No 2nd release let down here folks. Great songs. More eclectic than " Earning Her Wings" but still strongly rooted in country. I've seen her perform and this young woman's voice is the real deal. Like spun gold. She's also smart enough to surround herself with some very talented people. Will Kimbrough does great double duty as producer/player. Although he says all he did was let her go at it in the studio she was so well prepared. When your band consists of people like Anne McCue, Fats Kaplan, Al Perkins and Dan Coomer it's going to be a great piece of work. Highly recommended for fans of Country/Folk/Americana or great music in general. And by all means if she's playing near you go see her. She really connects with her audience. "Blacktop Road" will be in heavy rotation on my CD player for quite a while. Guarantee you're gonna love that voice.

a great Summer soundtrack
If you want an excellent example of what Americana, that 5 layer-dip of genres, has to offer you need to just put on Angela Easterling’s new release Blacktop Road.

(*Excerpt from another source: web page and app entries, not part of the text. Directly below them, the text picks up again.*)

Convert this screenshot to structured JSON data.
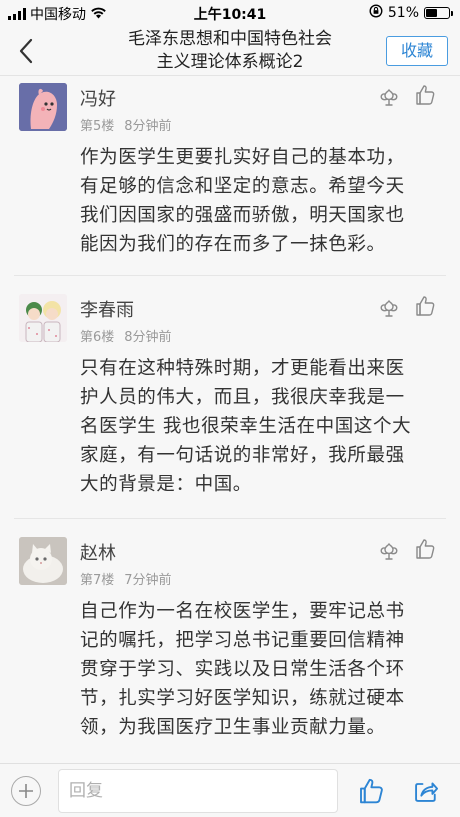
{
  "status_bar": {
    "carrier": "中国移动",
    "time": "上午10:41",
    "battery_text": "51%",
    "battery_level": 0.51
  },
  "nav": {
    "title_line1": "毛泽东思想和中国特色社会",
    "title_line2": "主义理论体系概论2",
    "favorite_label": "收藏"
  },
  "comments": [
    {
      "name": "冯好",
      "floor": "第5楼",
      "time": "8分钟前",
      "avatar": "pink-cartoon-avatar",
      "lines": [
        "作为医学生更要扎实好自己的基本功，",
        "有足够的信念和坚定的意志。希望今天",
        "我们因国家的强盛而骄傲，明天国家也",
        "能因为我们的存在而多了一抹色彩。"
      ]
    },
    {
      "name": "李春雨",
      "floor": "第6楼",
      "time": "8分钟前",
      "avatar": "anime-couple-avatar",
      "lines": [
        "只有在这种特殊时期，才更能看出来医",
        "护人员的伟大，而且，我很庆幸我是一",
        "名医学生 我也很荣幸生活在中国这个大",
        "家庭，有一句话说的非常好，我所最强",
        "大的背景是：中国。"
      ]
    },
    {
      "name": "赵林",
      "floor": "第7楼",
      "time": "7分钟前",
      "avatar": "white-cat-avatar",
      "lines": [
        "自己作为一名在校医学生，要牢记总书",
        "记的嘱托，把学习总书记重要回信精神",
        "贯穿于学习、实践以及日常生活各个环",
        "节，扎实学习好医学知识，练就过硬本",
        "领，为我国医疗卫生事业贡献力量。"
      ]
    }
  ],
  "bottom_bar": {
    "reply_placeholder": "回复"
  },
  "colors": {
    "accent": "#2d85d4",
    "background": "#f7f7f7",
    "text": "#333333",
    "meta": "#9a9a9a"
  },
  "icons": [
    "back-arrow-icon",
    "flower-icon",
    "thumbs-up-icon",
    "plus-icon",
    "share-icon",
    "wifi-icon",
    "lock-rotation-icon"
  ]
}
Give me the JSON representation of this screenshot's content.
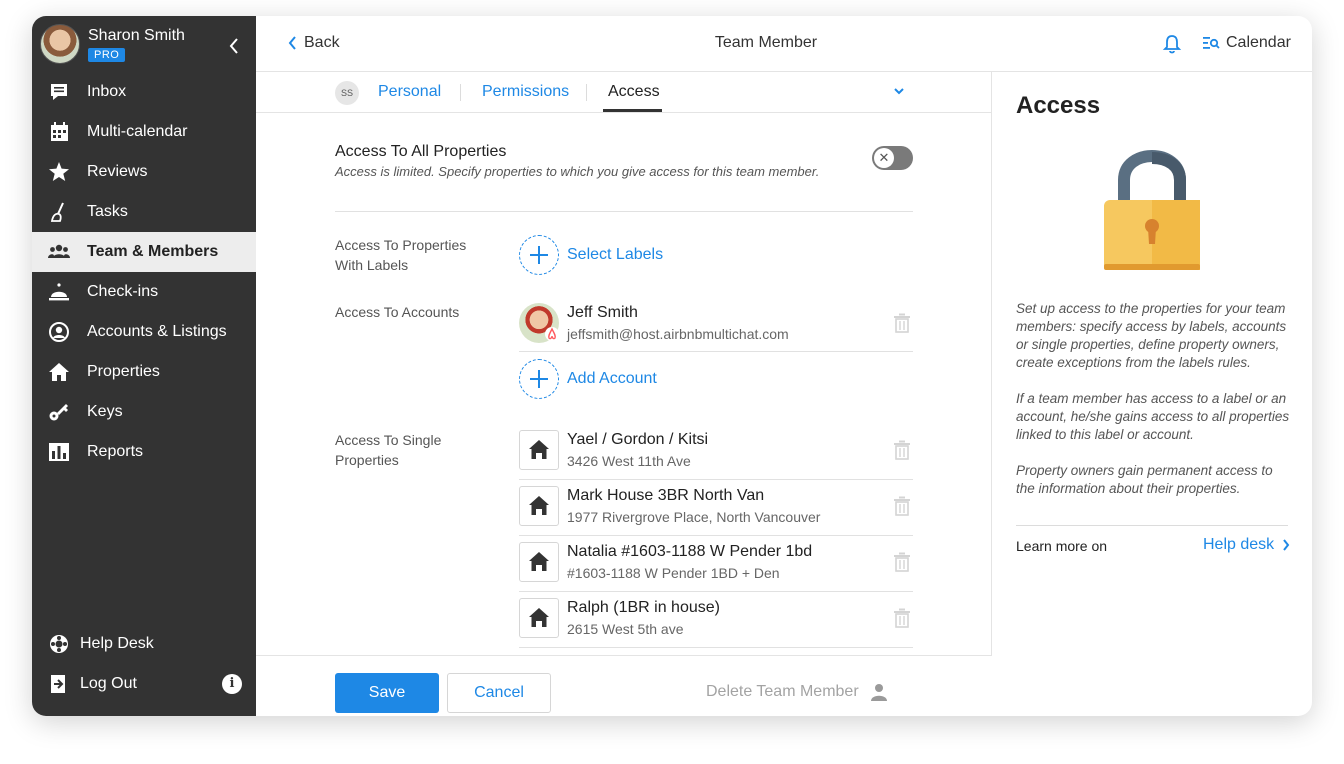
{
  "user": {
    "name": "Sharon Smith",
    "badge": "PRO"
  },
  "sidebar": {
    "items": [
      {
        "label": "Inbox",
        "icon": "inbox-icon"
      },
      {
        "label": "Multi-calendar",
        "icon": "calendar-grid-icon"
      },
      {
        "label": "Reviews",
        "icon": "star-icon"
      },
      {
        "label": "Tasks",
        "icon": "broom-icon"
      },
      {
        "label": "Team & Members",
        "icon": "team-icon",
        "active": true
      },
      {
        "label": "Check-ins",
        "icon": "bell-desk-icon"
      },
      {
        "label": "Accounts & Listings",
        "icon": "account-circle-icon"
      },
      {
        "label": "Properties",
        "icon": "home-icon"
      },
      {
        "label": "Keys",
        "icon": "key-icon"
      },
      {
        "label": "Reports",
        "icon": "bar-chart-icon"
      }
    ],
    "bottom": [
      {
        "label": "Help Desk",
        "icon": "lifebuoy-icon"
      },
      {
        "label": "Log Out",
        "icon": "logout-icon"
      }
    ]
  },
  "header": {
    "back": "Back",
    "title": "Team Member",
    "calendar": "Calendar"
  },
  "tabs": {
    "initials": "SS",
    "personal": "Personal",
    "permissions": "Permissions",
    "access": "Access"
  },
  "access_all": {
    "title": "Access To All Properties",
    "subtitle": "Access is limited. Specify properties to which you give access for this team member.",
    "enabled": false
  },
  "labels_section": {
    "label": "Access To Properties With Labels",
    "action": "Select Labels"
  },
  "accounts_section": {
    "label": "Access To Accounts",
    "accounts": [
      {
        "name": "Jeff Smith",
        "email": "jeffsmith@host.airbnbmultichat.com"
      }
    ],
    "action": "Add Account"
  },
  "properties_section": {
    "label": "Access To Single Properties",
    "properties": [
      {
        "name": "Yael / Gordon / Kitsi",
        "address": "3426 West 11th Ave"
      },
      {
        "name": "Mark House 3BR North Van",
        "address": "1977 Rivergrove Place, North Vancouver"
      },
      {
        "name": "Natalia #1603-1188 W Pender 1bd",
        "address": "#1603-1188 W Pender 1BD + Den"
      },
      {
        "name": "Ralph (1BR in house)",
        "address": "2615 West 5th ave"
      }
    ]
  },
  "footer": {
    "save": "Save",
    "cancel": "Cancel",
    "delete": "Delete Team Member"
  },
  "panel": {
    "title": "Access",
    "paragraphs": [
      "Set up access to the properties for your team members: specify access by labels, accounts or single properties, define property owners, create exceptions from the labels rules.",
      "If a team member has access to a label or an account, he/she gains access to all properties linked to this label or account.",
      "Property owners gain permanent access to the information about their properties."
    ],
    "learn_more": "Learn more on",
    "help_link": "Help desk"
  },
  "colors": {
    "accent": "#1e88e5",
    "sidebar": "#333333",
    "lock_body": "#f6c85f",
    "lock_shackle": "#5a6f82"
  }
}
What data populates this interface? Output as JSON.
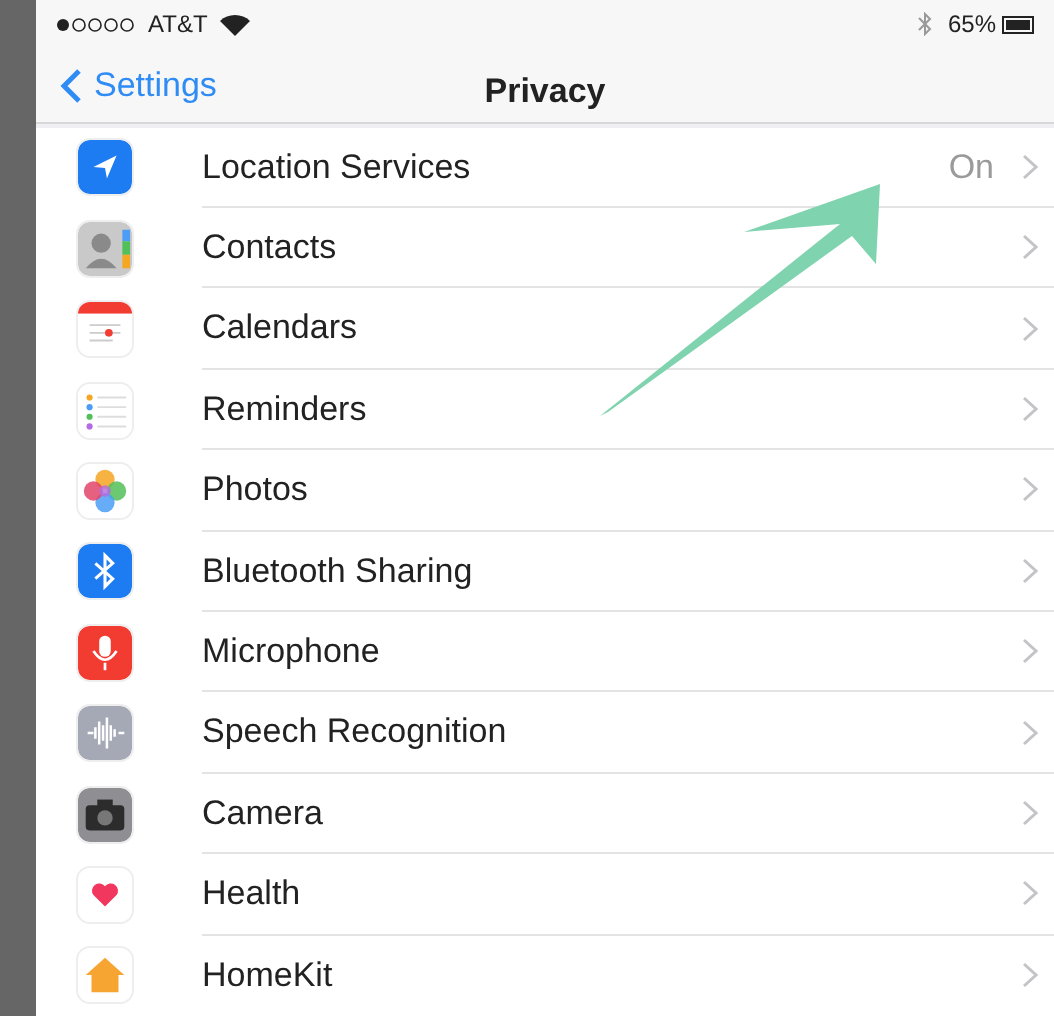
{
  "status_bar": {
    "carrier": "AT&T",
    "battery": "65%"
  },
  "nav": {
    "back": "Settings",
    "title": "Privacy"
  },
  "rows": [
    {
      "kind": "location",
      "label": "Location Services",
      "value": "On"
    },
    {
      "kind": "contacts",
      "label": "Contacts"
    },
    {
      "kind": "calendars",
      "label": "Calendars"
    },
    {
      "kind": "reminders",
      "label": "Reminders"
    },
    {
      "kind": "photos",
      "label": "Photos"
    },
    {
      "kind": "bluetooth",
      "label": "Bluetooth Sharing"
    },
    {
      "kind": "microphone",
      "label": "Microphone"
    },
    {
      "kind": "speech",
      "label": "Speech Recognition"
    },
    {
      "kind": "camera",
      "label": "Camera"
    },
    {
      "kind": "health",
      "label": "Health"
    },
    {
      "kind": "homekit",
      "label": "HomeKit"
    }
  ]
}
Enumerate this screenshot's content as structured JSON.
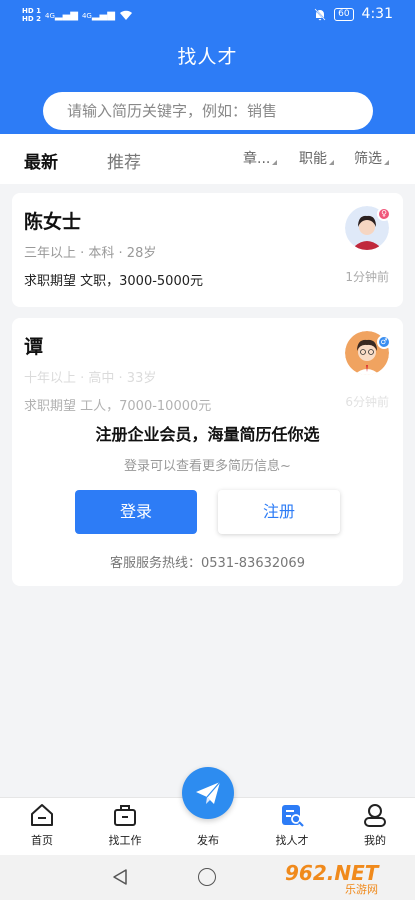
{
  "status": {
    "time": "4:31",
    "battery": "60",
    "hd1": "HD 1",
    "hd2": "HD 2",
    "net1": "4G",
    "net2": "4G"
  },
  "header": {
    "title": "找人才",
    "search_placeholder": "请输入简历关键字，例如：销售"
  },
  "tabs": {
    "latest": "最新",
    "recommend": "推荐"
  },
  "filters": [
    "章...",
    "职能",
    "筛选"
  ],
  "cards": [
    {
      "name": "陈女士",
      "meta": "三年以上 · 本科 · 28岁",
      "expect": "求职期望 文职，3000-5000元",
      "time": "1分钟前",
      "gender": "female"
    },
    {
      "name": "谭",
      "meta": "十年以上 · 高中 · 33岁",
      "expect": "求职期望 工人，7000-10000元",
      "time": "6分钟前",
      "gender": "male"
    }
  ],
  "prompt": {
    "title": "注册企业会员，海量简历任你选",
    "subtitle": "登录可以查看更多简历信息~",
    "login": "登录",
    "register": "注册",
    "hotline": "客服服务热线：0531-83632069"
  },
  "nav": {
    "home": "首页",
    "jobs": "找工作",
    "publish": "发布",
    "talent": "找人才",
    "mine": "我的"
  },
  "watermark": {
    "big": "962.NET",
    "small": "乐游网"
  },
  "colors": {
    "primary": "#2d7cf6",
    "female": "#f0577a",
    "male": "#3a8ef0"
  }
}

Easterling’s delivers neo-trad country, folk and rock in her earnestly melancholic voice betraying her Greenville, S.C. roots, and her expanded tastes and sensibilities that might have been cultivated by her stretch in L.A. She sounds like she’s be right at home in a honky-tonk or a New York supper club.

Blacktop Road was produced by Will Kimbrough (Todd Snider, Rodney Crowell, Kate Campbell, Jimmy Buffett) and the album reflects his good sense to not burdon it with studio wiazardry.

Easterling has the goods and needs little more than a mic (though here she has a crack band – Al Perkins, Fats Kaplin, Ken Coomer, Anne McCue and Dave Jacques, along with Kimbrough – backing her) to get the job done. whether it’s John Mellencamp or Steve Earle style roots rocking on American I.D., a mid-tempo piece about American multiculturalism and self-identity and the title cut (not a cover of the Lost Trailers crappy song by the same name), and decrying the encroaching suburban sprawl and the loss of a rural way of life.

American identity is again addressed in the The Picture about a woman’s relationship with her father and his involvement in the Jim Crow South. For all braying about social messages in contemporary country music they are like crayon scribbling compared to finely crafted song like this.

Better is a beautifully aching hillbilly-chamber piece featuring mandolin, dobro, cello and violin (not fiddle) as a backdrop for longing for the comfort of a loved one. AP Carter’s Blues continues the bitterweet tone and offers a fine tribute to the Carter family patriarch with excellent pedal steel accompaniment by Fats Kaplin.

The cover of Neil Young’s Helpless is done similarly as the original’s slow, woeful simmering manner that fits the song to a T without being done by rote. Stars Over The Prairie is wonderfully spirited is A Western Swing shuffle reworking of a song penned by her great-grandfather in the 40s.

Easterling’s first offering, 2007’s Earning Her Wings, was an excellent first release, and with Blacktop Road she advances her skills and confidence and has provided us a great Summer soundtrack.